In Dunedin, for example, some documents are signed in the presence of notaries and some are not, depending on the notary's preference, said Barbara Bessmer, a senior technical assistant in the clerk's office.

But Tim Caddell, spokesman for Pinellas Park, said notaries are always present when official city documents are signed.

"It all has to be witnessed," he said.

Givens, who has worked for the city for six years, asked for a pre-disciplinary hearing. But she chose not to further challenge the city's decision to suspend her.

"I'm willing to accept it because I made a mistake," said Givens, 49, who will begin her suspension Monday.

Jackson was upset to hear that Givens was disciplined.

"She did what she was told to do. She was given a paper by the city clerk and told to notarize it," he said. "They're making a scapegoat of her."

Bruner, who admitted she did not review his oath form thoroughly enough, should have been disciplined instead, Jackson said.

Bruner made a mistake, Assistant City Manager Henry Schubert said, but "from a legal perspective, it was ultimately the candidate's responsibility to make sure they complied with all of the legal requirements."

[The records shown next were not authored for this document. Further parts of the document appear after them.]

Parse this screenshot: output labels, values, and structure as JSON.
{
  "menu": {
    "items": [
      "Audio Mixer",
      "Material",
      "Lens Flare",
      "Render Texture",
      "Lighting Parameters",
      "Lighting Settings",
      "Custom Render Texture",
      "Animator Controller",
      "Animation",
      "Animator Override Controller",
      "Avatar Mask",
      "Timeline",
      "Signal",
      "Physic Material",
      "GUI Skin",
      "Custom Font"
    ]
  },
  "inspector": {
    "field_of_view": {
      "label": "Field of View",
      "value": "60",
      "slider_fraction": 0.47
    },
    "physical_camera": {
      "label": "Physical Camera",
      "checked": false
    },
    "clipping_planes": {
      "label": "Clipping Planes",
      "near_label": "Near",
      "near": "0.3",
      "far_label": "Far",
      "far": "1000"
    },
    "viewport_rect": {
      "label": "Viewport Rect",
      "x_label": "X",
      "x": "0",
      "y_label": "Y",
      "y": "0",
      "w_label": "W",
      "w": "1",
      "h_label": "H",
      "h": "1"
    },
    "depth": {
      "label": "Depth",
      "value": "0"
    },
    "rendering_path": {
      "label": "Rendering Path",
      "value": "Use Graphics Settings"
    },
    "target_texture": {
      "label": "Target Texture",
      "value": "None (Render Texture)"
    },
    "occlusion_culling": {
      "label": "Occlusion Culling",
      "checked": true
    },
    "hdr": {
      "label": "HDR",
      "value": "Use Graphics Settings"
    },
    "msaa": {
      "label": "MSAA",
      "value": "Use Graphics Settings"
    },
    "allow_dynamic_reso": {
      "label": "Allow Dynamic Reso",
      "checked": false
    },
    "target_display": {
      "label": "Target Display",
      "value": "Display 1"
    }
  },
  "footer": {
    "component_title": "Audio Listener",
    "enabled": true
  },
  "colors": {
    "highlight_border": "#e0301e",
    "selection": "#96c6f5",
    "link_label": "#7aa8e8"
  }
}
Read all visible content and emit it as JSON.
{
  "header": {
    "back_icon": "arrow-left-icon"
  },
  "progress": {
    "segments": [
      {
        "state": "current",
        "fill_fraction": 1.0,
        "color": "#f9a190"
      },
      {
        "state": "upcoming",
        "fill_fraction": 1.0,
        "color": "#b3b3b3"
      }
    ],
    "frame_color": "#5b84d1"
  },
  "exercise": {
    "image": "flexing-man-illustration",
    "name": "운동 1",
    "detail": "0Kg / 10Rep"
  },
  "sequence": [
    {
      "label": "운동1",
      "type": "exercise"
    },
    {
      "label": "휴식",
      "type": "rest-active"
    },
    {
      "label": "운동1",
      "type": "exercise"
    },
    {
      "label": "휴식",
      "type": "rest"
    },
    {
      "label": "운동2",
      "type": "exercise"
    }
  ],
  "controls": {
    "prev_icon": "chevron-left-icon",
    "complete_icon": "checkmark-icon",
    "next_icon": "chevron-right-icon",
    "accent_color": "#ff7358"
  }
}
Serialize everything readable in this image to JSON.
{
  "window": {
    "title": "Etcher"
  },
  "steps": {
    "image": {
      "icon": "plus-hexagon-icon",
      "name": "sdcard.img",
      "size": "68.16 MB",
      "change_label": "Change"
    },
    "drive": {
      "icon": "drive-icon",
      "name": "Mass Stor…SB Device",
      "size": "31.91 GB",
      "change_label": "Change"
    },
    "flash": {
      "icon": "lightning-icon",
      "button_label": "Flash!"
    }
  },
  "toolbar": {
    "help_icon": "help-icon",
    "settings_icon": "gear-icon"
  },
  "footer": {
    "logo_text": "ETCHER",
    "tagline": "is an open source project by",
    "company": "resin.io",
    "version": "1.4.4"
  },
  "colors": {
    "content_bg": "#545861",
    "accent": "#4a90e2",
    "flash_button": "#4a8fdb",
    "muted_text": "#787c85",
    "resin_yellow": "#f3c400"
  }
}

Notary rules

Florida State Statutes

117.107 Prohibited acts.

(9) A notary public may not notarize a signature on a document if the person whose signature is being notarized is not in the presence of the notary public at the time the signature is notarized. Any notary public who violates this subsection is guilty of a civil infraction, punishable by penalty not exceeding $5,000, and such violation constitutes malfeasance and misfeasance in the conduct of official duties.

(10) A notary public may not notarize a signature on a document if the document is incomplete or blank.